anyone who does look up words and understands them is really extremely 
unlikely to be jealous of one who does not.   
Nancy



Date sent:      	Mon, 16 Jul 2001 10:38:59 EDT
Send reply to:  	[log in to unmask]
From:           	[log in to unmask]
To:             	[log in to unmask]
Subject:        	Re: Carbuncular

In a message dated 7/16/2001 10:29:56 AM Eastern Daylight Time, 
[log in to unmask] writes:


> .
>     Besides, if the clerk were heavy as you suggest (which carbon
>     dioxide I 
> believe is not, though I haven't checked its mass), how could he have
> such light assurance ('as a silk hat'); if he were slow, he would not
> 'assault at once', and so on (Eliot has him 'flit' in the drafts). 
>     What do you mean by 'colourless'? That he is invisible?
>  
>     I think it's deceitful and unhelpful to create stories about the
>     lives 
> of those who flit through these poems, about whom we know almost nothing
> and yet something. For part of Eliot's point is to teach you the
> borderline between suspicions and the deception that what you suspect is
> true, is a piece of knowledge.
> 

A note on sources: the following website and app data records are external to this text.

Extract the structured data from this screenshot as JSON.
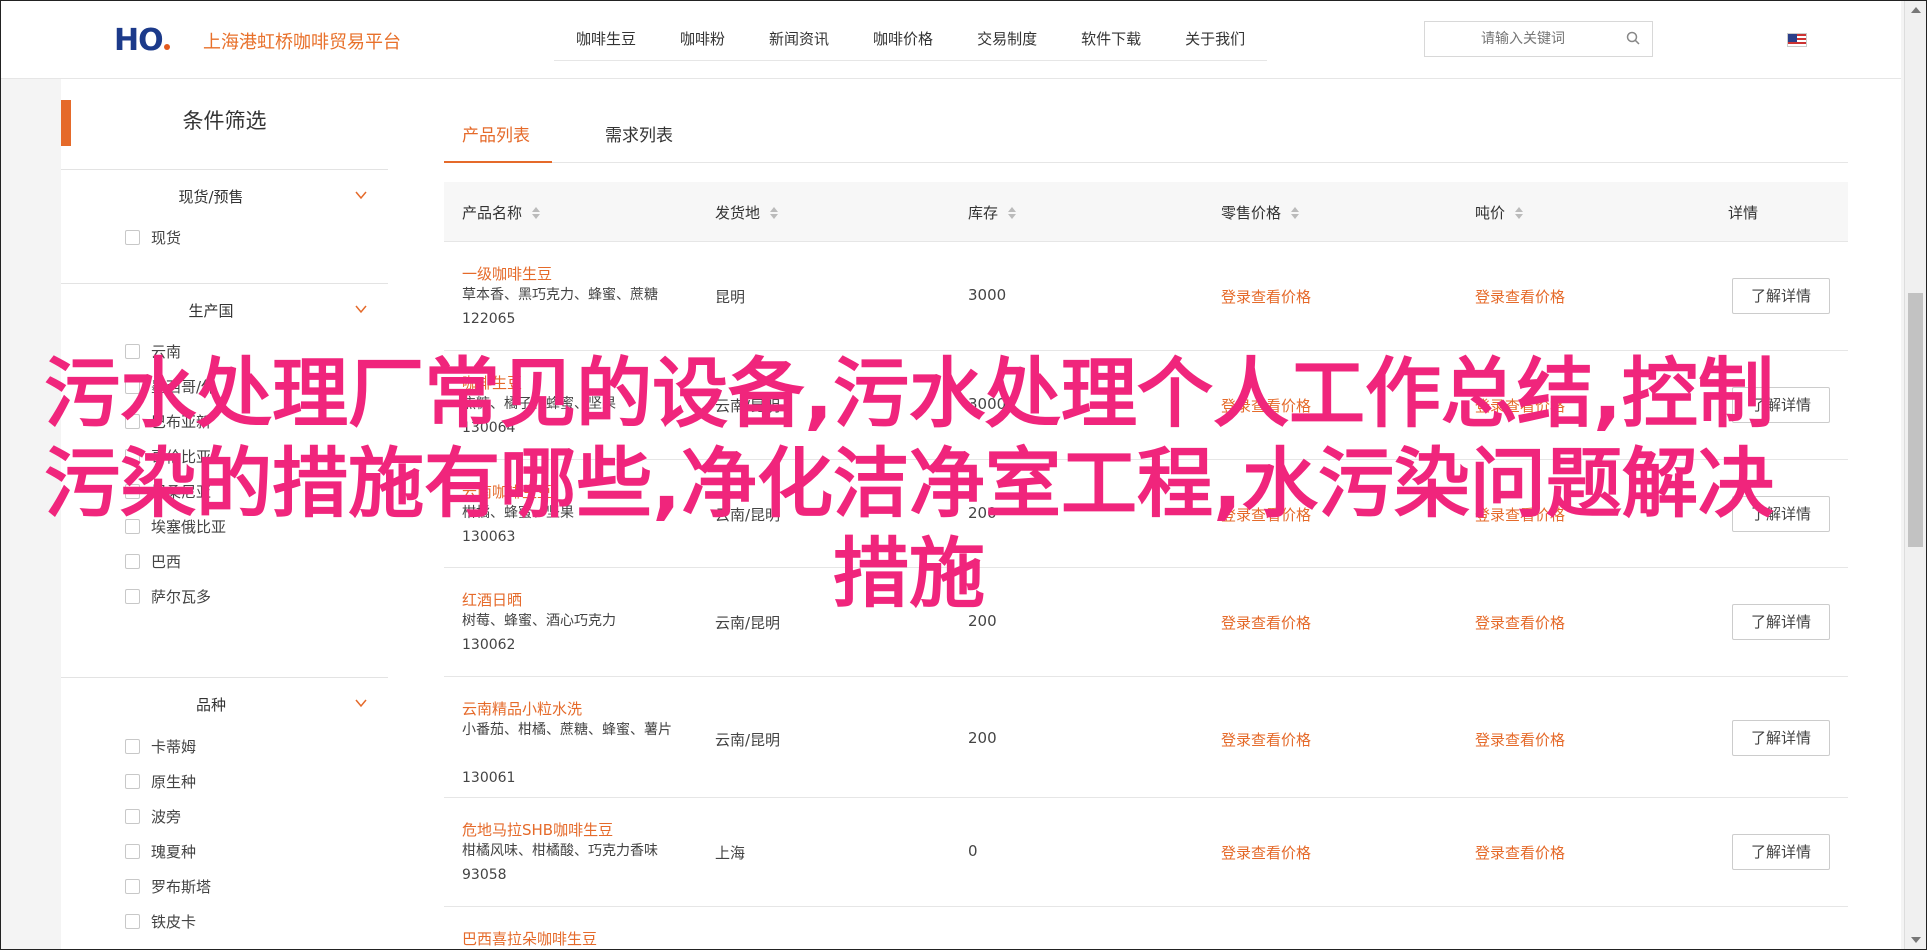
{
  "header": {
    "logo_text": "HO",
    "brand": "上海港虹桥咖啡贸易平台",
    "nav": [
      "咖啡生豆",
      "咖啡粉",
      "新闻资讯",
      "咖啡价格",
      "交易制度",
      "软件下载",
      "关于我们"
    ],
    "search_placeholder": "请输入关键词"
  },
  "sidebar": {
    "title": "条件筛选",
    "groups": [
      {
        "label": "现货/预售",
        "options": [
          "现货"
        ]
      },
      {
        "label": "生产国",
        "options": [
          "云南",
          "墨西哥/保",
          "巴布亚新",
          "哥伦比亚",
          "坦桑尼亚",
          "埃塞俄比亚",
          "巴西",
          "萨尔瓦多"
        ]
      },
      {
        "label": "品种",
        "options": [
          "卡蒂姆",
          "原生种",
          "波旁",
          "瑰夏种",
          "罗布斯塔",
          "铁皮卡"
        ]
      }
    ]
  },
  "main": {
    "tabs": [
      "产品列表",
      "需求列表"
    ],
    "columns": [
      "产品名称",
      "发货地",
      "库存",
      "零售价格",
      "吨价",
      "详情"
    ],
    "rows": [
      {
        "name": "一级咖啡生豆",
        "desc": "草本香、黑巧克力、蜂蜜、蔗糖",
        "id": "122065",
        "origin": "昆明",
        "stock": "3000",
        "retail": "登录查看价格",
        "ton": "登录查看价格",
        "detail": "了解详情"
      },
      {
        "name": "咖啡生豆",
        "desc": "焦糖、橘子、蜂蜜、坚果",
        "id": "130064",
        "origin": "云南/昆明",
        "stock": "30000",
        "retail": "登录查看价格",
        "ton": "登录查看价格",
        "detail": "了解详情"
      },
      {
        "name": "云南咖啡生豆",
        "desc": "柑橘、蜂蜜、坚果",
        "id": "130063",
        "origin": "云南/昆明",
        "stock": "200",
        "retail": "登录查看价格",
        "ton": "登录查看价格",
        "detail": "了解详情"
      },
      {
        "name": "红酒日晒",
        "desc": "树莓、蜂蜜、酒心巧克力",
        "id": "130062",
        "origin": "云南/昆明",
        "stock": "200",
        "retail": "登录查看价格",
        "ton": "登录查看价格",
        "detail": "了解详情"
      },
      {
        "name": "云南精品小粒水洗",
        "desc": "小番茄、柑橘、蔗糖、蜂蜜、薯片",
        "id": "130061",
        "origin": "云南/昆明",
        "stock": "200",
        "retail": "登录查看价格",
        "ton": "登录查看价格",
        "detail": "了解详情"
      },
      {
        "name": "危地马拉SHB咖啡生豆",
        "desc": "柑橘风味、柑橘酸、巧克力香味",
        "id": "93058",
        "origin": "上海",
        "stock": "0",
        "retail": "登录查看价格",
        "ton": "登录查看价格",
        "detail": "了解详情"
      },
      {
        "name": "巴西喜拉朵咖啡生豆",
        "desc": "",
        "id": "",
        "origin": "",
        "stock": "",
        "retail": "",
        "ton": "",
        "detail": ""
      }
    ]
  },
  "overlay": {
    "text": "污水处理厂常见的设备,污水处理个人工作总结,控制污染的措施有哪些,净化洁净室工程,水污染问题解决措施"
  },
  "colors": {
    "accent": "#e56a2a",
    "overlay": "#f0257c",
    "brand_blue": "#1c3a8a"
  }
}
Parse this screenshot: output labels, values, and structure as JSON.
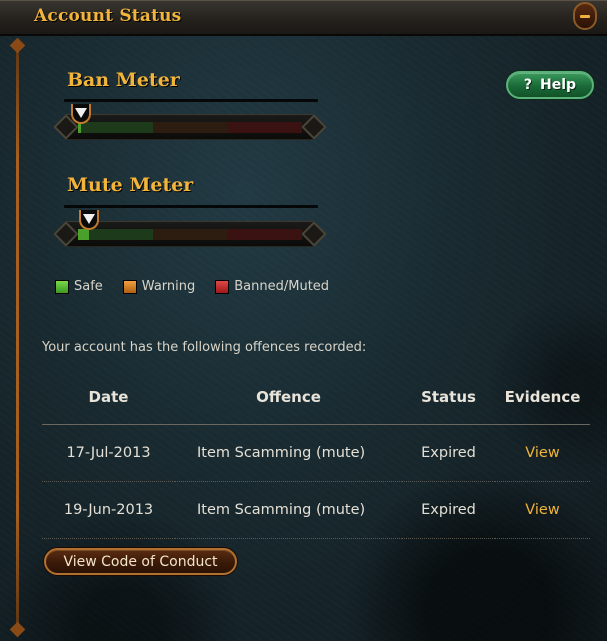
{
  "window": {
    "title": "Account Status"
  },
  "ban_meter": {
    "title": "Ban Meter",
    "level_percent": 1
  },
  "mute_meter": {
    "title": "Mute Meter",
    "level_percent": 5
  },
  "help_button": {
    "icon": "question-mark",
    "label": "Help"
  },
  "legend": [
    {
      "label": "Safe",
      "color": "#5cc034"
    },
    {
      "label": "Warning",
      "color": "#d88a2a"
    },
    {
      "label": "Banned/Muted",
      "color": "#c83030"
    }
  ],
  "offences": {
    "intro": "Your account has the following offences recorded:",
    "columns": [
      "Date",
      "Offence",
      "Status",
      "Evidence"
    ],
    "rows": [
      {
        "date": "17-Jul-2013",
        "offence": "Item Scamming (mute)",
        "status": "Expired",
        "evidence": "View"
      },
      {
        "date": "19-Jun-2013",
        "offence": "Item Scamming (mute)",
        "status": "Expired",
        "evidence": "View"
      }
    ]
  },
  "code_of_conduct_button": {
    "label": "View Code of Conduct"
  },
  "colors": {
    "accent_gold": "#f2b43a",
    "link": "#f0b43a",
    "help_green": "#1a6a38"
  }
}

By colorless, I mean uninteresting.  I'll continue to interpret Mr.
Eliot's poetry as I see it.  Your comments are most unhelpful.  Perhaps
you need to remember that jealousy acts in the same manner as too dark
sunglasses in the seeking of knowledge .

Kate